- _What you should do_
Here is a block of records. Copy every line in it that includes "chip".
+++ Data to process
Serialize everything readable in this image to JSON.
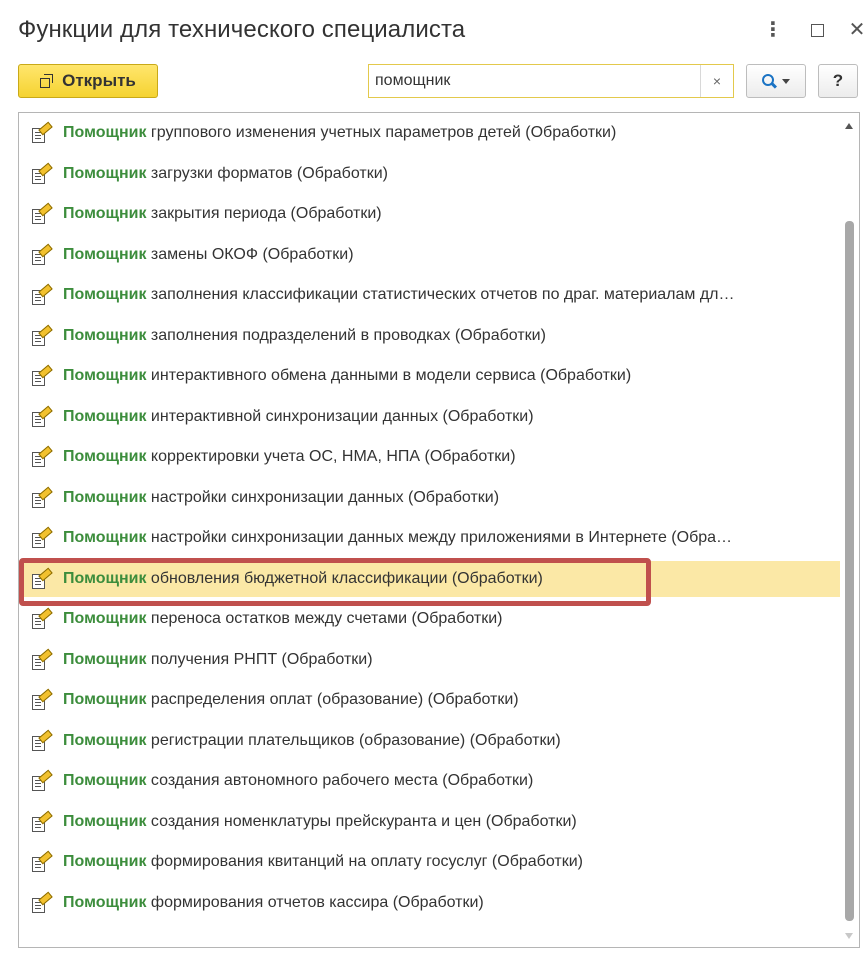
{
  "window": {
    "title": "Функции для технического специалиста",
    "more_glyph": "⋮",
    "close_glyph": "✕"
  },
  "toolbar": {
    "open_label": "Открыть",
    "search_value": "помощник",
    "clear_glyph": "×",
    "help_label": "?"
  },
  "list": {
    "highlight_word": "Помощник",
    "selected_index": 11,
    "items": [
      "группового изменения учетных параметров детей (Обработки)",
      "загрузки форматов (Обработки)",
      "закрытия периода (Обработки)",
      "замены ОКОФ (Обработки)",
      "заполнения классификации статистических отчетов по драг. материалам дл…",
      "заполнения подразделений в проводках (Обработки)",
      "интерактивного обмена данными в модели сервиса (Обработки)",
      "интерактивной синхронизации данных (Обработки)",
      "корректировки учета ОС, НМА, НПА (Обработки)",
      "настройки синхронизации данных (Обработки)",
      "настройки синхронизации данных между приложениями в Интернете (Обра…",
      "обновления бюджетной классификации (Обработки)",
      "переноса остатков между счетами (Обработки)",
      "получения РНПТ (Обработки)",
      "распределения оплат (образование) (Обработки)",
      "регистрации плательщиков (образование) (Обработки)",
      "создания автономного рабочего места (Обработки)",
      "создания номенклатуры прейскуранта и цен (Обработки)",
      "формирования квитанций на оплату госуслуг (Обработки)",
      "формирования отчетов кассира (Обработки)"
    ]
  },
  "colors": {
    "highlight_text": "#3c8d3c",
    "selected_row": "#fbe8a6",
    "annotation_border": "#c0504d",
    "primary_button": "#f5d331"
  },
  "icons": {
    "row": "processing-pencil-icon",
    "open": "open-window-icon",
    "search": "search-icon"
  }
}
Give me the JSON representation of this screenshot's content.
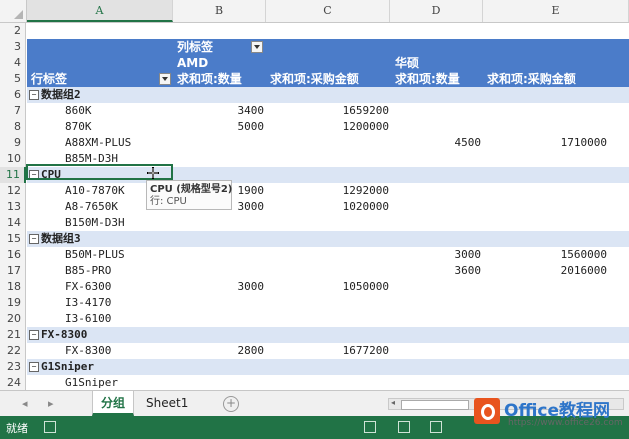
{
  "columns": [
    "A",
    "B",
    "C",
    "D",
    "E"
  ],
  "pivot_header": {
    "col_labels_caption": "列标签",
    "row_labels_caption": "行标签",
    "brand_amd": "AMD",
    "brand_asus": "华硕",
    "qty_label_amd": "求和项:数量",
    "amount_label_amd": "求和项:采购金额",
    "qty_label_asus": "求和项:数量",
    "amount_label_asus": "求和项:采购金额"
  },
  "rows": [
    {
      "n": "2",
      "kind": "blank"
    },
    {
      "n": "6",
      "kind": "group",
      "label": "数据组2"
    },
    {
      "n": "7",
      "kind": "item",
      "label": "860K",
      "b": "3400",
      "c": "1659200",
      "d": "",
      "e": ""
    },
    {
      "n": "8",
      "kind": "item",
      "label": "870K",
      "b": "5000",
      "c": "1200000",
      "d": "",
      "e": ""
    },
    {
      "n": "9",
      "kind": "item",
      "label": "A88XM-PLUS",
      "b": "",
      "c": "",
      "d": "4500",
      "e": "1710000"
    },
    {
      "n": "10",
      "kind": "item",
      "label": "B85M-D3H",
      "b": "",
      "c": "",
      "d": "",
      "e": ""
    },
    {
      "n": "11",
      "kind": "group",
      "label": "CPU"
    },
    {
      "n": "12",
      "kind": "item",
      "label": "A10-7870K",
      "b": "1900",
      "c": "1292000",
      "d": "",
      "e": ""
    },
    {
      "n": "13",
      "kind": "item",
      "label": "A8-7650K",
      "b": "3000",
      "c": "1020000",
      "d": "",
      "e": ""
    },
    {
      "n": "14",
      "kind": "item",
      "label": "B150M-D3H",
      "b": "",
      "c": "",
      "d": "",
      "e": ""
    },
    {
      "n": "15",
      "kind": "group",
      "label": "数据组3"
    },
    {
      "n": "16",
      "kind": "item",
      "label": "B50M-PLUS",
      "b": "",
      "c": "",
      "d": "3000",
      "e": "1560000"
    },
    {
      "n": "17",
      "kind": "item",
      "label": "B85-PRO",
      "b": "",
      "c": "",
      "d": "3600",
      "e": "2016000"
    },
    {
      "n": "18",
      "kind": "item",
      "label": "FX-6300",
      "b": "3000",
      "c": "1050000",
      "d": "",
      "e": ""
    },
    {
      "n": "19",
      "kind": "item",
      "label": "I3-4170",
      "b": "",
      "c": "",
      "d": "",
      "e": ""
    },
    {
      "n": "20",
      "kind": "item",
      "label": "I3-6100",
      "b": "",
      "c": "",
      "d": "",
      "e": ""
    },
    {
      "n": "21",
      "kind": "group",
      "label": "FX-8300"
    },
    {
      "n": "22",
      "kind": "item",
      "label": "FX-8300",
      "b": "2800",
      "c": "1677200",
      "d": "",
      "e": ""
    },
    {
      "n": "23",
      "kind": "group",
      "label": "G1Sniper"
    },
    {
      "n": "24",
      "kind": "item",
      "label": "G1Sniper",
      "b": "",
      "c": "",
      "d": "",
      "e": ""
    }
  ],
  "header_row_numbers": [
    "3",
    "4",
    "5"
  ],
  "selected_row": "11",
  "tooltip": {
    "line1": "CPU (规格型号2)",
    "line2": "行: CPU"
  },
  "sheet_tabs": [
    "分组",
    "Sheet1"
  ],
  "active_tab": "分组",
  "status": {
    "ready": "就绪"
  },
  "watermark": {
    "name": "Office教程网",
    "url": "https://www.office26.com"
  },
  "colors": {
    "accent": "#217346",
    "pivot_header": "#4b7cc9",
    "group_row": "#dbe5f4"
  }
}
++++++
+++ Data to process
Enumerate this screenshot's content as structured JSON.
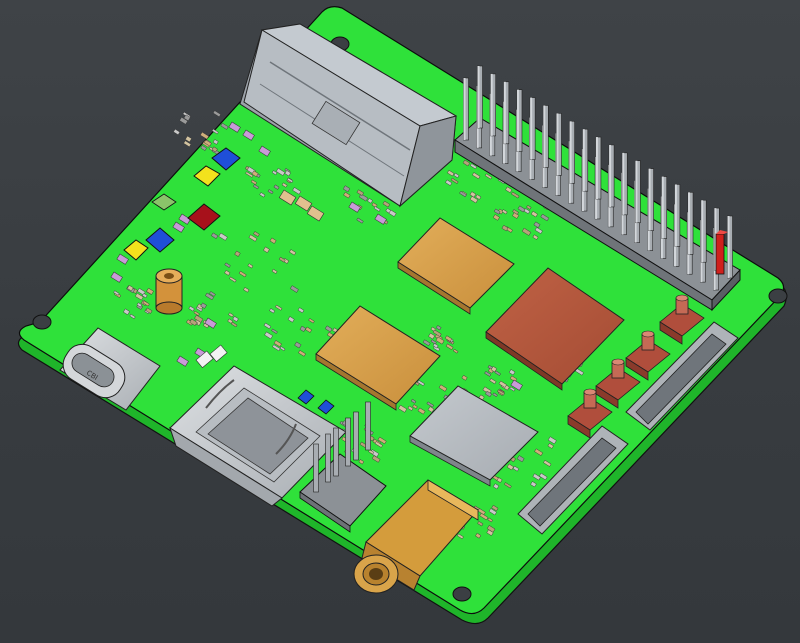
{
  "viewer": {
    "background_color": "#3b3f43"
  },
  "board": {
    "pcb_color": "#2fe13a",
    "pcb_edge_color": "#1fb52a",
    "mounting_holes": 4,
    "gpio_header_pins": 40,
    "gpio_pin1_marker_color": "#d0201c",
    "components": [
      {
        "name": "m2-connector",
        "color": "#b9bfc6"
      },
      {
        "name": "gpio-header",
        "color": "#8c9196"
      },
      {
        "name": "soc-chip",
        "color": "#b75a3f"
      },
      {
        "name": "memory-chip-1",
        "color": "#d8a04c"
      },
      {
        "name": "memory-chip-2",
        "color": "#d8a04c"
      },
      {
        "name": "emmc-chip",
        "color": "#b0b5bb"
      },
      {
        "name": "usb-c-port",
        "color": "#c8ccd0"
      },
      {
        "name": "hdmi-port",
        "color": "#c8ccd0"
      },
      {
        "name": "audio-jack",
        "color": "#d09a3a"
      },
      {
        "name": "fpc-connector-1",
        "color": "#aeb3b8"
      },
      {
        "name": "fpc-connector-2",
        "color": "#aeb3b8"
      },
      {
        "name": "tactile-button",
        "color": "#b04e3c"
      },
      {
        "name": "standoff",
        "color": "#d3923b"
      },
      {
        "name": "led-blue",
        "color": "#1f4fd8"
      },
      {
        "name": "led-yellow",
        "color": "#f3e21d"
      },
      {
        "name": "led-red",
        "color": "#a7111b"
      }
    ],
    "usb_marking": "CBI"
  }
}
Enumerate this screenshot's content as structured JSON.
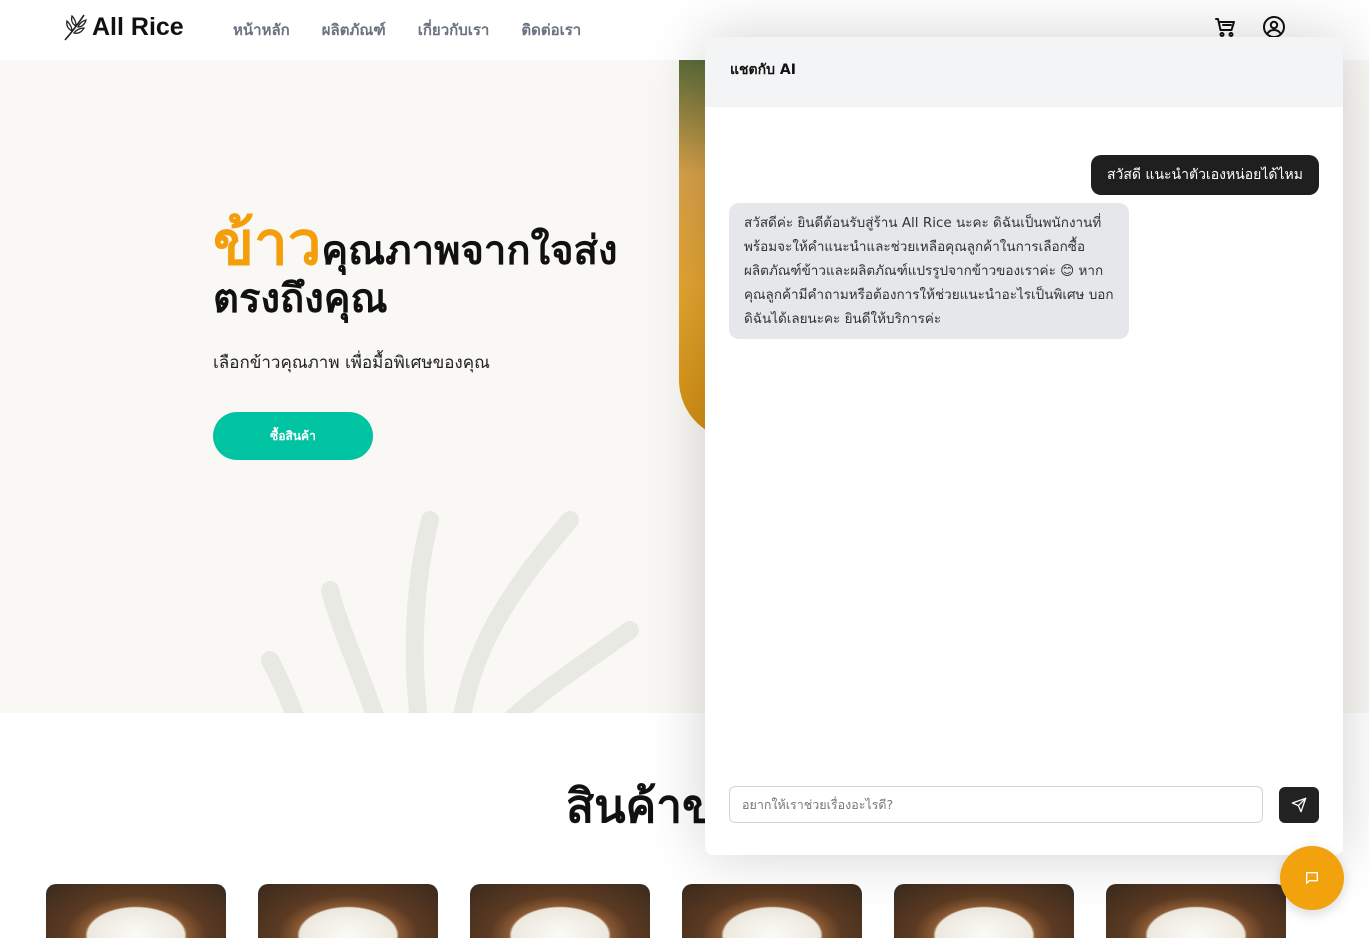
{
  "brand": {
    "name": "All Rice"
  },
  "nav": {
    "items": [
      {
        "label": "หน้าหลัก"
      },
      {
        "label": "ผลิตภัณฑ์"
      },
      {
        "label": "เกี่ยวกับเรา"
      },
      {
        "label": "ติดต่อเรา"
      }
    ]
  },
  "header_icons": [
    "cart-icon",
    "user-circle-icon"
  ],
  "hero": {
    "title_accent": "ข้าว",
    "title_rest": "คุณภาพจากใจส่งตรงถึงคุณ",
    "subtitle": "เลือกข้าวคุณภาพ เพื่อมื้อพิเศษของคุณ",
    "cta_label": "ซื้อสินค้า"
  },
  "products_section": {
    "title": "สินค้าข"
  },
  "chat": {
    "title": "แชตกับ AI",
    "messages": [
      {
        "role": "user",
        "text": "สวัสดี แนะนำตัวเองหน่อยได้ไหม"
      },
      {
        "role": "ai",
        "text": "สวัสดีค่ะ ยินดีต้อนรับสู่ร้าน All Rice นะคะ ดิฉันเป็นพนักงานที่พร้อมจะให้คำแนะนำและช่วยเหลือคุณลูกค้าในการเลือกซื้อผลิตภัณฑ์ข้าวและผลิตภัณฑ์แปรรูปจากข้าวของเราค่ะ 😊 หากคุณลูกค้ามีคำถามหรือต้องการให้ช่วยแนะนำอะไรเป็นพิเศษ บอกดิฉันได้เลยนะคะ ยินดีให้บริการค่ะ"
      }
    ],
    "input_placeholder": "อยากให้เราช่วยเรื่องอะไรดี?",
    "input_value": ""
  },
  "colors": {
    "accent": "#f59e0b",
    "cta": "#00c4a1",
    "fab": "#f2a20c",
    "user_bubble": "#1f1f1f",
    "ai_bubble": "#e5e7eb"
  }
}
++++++
- _Solution to this exercise_
        "name": "soc-chip",
        "name": "memory-chip-1",
        "name": "memory-chip-2",
        "name": "emmc-chip",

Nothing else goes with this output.